21-Jun-2001 -- The confluence of 53N 116W is located in west central Alberta. Leaving my home in Hinton I followed Hwy. 40 the Bighorn Highway south to Cadomin. The pavement ended just north of Cadomin after which I continued on gravel east across to Robb and then south to the junction with the Elk River road. Clouds of billowing dust from oncoming traffic obscured visibility frequently as roads in this area are heavily used by logging and oil field traffic.

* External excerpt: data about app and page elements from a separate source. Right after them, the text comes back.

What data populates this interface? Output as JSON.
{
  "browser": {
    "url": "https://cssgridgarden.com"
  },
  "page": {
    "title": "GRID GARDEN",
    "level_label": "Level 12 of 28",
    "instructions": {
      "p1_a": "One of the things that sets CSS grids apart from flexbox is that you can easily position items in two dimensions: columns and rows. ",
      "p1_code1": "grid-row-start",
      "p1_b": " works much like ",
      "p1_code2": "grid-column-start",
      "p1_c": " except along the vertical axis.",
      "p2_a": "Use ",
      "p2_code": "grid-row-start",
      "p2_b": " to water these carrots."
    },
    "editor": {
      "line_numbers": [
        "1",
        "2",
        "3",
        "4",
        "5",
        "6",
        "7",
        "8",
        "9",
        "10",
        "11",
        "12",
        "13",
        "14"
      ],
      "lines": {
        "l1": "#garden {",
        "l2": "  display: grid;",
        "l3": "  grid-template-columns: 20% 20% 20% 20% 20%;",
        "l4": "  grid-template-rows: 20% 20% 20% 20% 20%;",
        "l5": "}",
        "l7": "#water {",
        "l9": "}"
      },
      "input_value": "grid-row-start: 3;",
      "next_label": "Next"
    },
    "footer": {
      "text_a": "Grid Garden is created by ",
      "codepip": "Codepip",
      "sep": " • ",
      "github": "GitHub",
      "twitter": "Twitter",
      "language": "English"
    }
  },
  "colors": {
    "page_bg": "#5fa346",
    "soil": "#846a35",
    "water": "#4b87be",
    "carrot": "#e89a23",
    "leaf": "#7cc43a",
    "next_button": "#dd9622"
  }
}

The confluence was shown on the map as being within a kilometre of the Elk River road. As my GPS 12 counted down to less than a kilometre I slowed looking for a place to pull of the road. As I passed a turnoff into a drill site the readout began to climb again. Turning around 500 metres further on I came back to the well site turnoff and followed the rough access road north. The distance to the confluence was only .66 km when I parked at 10:10 AM after a drive of 175 km. The oil well was capped and the site vacant except for the valves at the well head.
Leaving the well site on foot it was an easy walk through an open stand of pine for the first couple hundred of metres. After crossing a 30 metre wide pipeline right-of-way my path led into a muskeg sphagnum bog. Numerous pools of standing water in amongst the grasses, sedges and moss soon had my boots soaked and a few hundred metres further on a fast flowing creek cut through the muskeg. I was able jump cross at a narrow section of the creek and continued north through the Black Spruce and Tamarack Larch trees typical of the poorly drained bogs. After crossing another cutline I reached the confluence a short time later.
The confluence itself was situated on a cutline running east/west along the 53 rd parallel ( a coincidence?). The cutline was probably part of a seismic line used for oil exploration. In muskegs these are usually constructed during the winter on frozen ground and are impassable during the remainder of the year except on All Terrain Vehicles. There is surprisingly little disturbance in winter operations and the ground cover rapidly recovers.
The EPE(estimated postion error) was about five meters and the GPS showed an elevation of 1075 metres at the confluence. The mosquitos were thick and as I had left my repellent back at the car, I quickly took the required pictures and started back. Following a different route back I was able to cross the creek on a fallen tree and was back to my car only 25 minutes after setting out.
I left the well site and continued east to the Brazeau Reservoir dam to have lunch and dry out my socks and boots. Afterwards I planned to head north to visit another confluence.